  • There are basically two categories of rental property expenses that may be claimed:
    • Deductions
      • Wholly deductible in the year of payment
      • Expenses for which you can claim an immediate deduction in the income year you paid them such as council rates, repairs, insurance and loan interest
    • Depreciation & Capital Works
      • Deductible over a number of years
      • Expenses that are deductible over a number of years are typically the cost of capital assets (such as a new hot water system) through an annual depreciation expense


  • Advertising for Tenants
  • Body Corporate Fees/Strata Fees
  •  Cleaning
  • Gardening
  • Insurance
  • Land Tax
  • Legal Expenses
  • Pest Control
  • Property Management Commissions & Fees
  • Electricity/Gas
  • Repairs
  • Office Supplies
  • Travel
  • Rates
  • Lease Expense
  • Quantity Surveyor’s Fees

Depreciation & Capital Works

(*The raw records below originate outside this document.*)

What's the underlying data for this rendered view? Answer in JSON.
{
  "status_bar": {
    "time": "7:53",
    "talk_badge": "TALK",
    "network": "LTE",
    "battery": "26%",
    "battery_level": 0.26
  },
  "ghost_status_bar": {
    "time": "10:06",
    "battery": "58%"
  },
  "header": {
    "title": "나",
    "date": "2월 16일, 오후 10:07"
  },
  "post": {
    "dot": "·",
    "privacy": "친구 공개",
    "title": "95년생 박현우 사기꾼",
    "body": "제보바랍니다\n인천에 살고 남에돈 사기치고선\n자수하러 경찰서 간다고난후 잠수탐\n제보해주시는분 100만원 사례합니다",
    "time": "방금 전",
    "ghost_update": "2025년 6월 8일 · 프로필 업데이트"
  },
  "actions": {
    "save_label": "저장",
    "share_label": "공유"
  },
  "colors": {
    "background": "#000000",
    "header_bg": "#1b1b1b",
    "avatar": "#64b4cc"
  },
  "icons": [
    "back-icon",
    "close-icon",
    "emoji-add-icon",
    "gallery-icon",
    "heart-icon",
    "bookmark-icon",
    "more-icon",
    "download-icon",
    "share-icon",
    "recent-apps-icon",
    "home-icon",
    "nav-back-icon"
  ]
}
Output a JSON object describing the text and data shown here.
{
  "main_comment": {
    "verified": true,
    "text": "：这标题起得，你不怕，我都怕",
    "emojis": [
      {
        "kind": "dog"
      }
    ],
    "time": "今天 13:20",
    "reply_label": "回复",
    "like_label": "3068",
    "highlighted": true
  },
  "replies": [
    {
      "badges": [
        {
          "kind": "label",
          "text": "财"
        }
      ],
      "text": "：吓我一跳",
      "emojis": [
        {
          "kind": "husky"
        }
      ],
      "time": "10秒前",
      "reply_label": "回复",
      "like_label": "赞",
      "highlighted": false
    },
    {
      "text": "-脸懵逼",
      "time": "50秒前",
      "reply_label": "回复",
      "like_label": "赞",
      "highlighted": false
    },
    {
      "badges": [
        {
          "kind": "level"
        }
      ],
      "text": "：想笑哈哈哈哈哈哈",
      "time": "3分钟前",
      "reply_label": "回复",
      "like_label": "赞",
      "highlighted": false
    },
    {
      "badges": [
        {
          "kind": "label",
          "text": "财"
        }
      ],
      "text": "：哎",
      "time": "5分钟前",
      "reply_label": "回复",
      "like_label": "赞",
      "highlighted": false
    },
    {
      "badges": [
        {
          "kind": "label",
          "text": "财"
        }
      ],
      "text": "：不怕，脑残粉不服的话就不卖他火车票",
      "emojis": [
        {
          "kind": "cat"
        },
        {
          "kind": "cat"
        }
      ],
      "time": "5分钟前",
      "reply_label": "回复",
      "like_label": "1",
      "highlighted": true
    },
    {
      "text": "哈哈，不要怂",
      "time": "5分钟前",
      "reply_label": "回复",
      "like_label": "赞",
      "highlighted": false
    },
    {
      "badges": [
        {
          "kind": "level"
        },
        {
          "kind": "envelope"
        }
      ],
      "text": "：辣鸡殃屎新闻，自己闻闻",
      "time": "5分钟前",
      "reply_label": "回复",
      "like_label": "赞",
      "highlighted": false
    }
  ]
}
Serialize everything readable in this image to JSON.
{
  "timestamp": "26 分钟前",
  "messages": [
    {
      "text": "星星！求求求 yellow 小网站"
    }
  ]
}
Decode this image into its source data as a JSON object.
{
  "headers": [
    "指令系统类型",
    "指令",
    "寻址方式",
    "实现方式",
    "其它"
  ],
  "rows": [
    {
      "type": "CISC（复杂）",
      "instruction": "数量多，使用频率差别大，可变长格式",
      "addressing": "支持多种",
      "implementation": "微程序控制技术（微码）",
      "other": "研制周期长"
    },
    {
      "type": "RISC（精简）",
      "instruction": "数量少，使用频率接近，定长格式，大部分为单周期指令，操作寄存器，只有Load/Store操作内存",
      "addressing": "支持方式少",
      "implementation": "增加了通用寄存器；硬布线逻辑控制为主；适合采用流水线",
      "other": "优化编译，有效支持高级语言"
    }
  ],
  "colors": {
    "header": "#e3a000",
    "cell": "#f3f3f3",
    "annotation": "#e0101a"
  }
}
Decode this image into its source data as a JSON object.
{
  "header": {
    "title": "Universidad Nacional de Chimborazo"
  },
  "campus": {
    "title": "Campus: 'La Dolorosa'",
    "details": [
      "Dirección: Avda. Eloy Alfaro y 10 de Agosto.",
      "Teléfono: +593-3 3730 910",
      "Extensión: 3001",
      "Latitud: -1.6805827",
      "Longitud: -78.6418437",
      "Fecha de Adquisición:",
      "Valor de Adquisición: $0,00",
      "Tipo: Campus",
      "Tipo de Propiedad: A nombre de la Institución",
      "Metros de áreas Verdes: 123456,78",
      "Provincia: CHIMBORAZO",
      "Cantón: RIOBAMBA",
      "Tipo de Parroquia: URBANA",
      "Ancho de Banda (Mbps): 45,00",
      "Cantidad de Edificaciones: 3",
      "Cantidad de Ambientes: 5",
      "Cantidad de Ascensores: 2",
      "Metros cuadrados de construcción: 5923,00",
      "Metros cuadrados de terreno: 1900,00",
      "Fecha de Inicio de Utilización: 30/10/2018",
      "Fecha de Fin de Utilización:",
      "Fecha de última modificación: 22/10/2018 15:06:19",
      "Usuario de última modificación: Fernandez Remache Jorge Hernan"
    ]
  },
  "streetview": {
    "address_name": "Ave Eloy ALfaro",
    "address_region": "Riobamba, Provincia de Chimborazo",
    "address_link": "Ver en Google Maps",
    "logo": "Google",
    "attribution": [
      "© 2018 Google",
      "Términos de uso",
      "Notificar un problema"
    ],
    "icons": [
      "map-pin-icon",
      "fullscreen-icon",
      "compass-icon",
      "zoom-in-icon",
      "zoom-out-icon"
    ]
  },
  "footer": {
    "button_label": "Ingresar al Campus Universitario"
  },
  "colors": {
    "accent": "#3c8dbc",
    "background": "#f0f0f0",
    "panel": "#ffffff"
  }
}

  • Capital assets are not fully deductible in the year of purchase because the deduction ie depreciation, is spread over the useful life of the asset purchased
  • Useful lives vary depending on the type of asset purchased
  • A special building write off is able to be claimed by the rental property owner in special circumstances based on the actual cost of the building to the owner
  • If a new owner is unable to determine the construction cost associated with the rental property an estimate provided by a Quantity Surveyor can be obtained

Other Expenses

  • Buying & Selling Costs
    • Costs of buying or selling your rental property are not deductible
    • Buying and selling costs are classified as capital in nature and are added to the cost of the property
  • Borrowing Expenses
    • Costs incurred in borrowing money used to purchase the rental property are not deductible upfront but are deductible over the lesser of either the period of the loan or five years
    • Borrowing costs include mortgage insurance, title search fees, registration of mortgage, stamp duty on mortgage and loan establishment fees
  • Variation of Tax Installment Deductions
    • For further information contact Personalised Tax Services


  • Generally speaking the information provided is relevant only to South Australia
  • The information provided in this package is for your general information only and should not be relied upon in any specific situation
  • You will need to contact Personalised Tax Services and ensure advice relevant to your specific situation is obtained
  • We disclaim any liability to you based on the information contained in this package or your use of the information in this package generally
  • If we can be of any further assistance to you please contact Personalised Tax Services.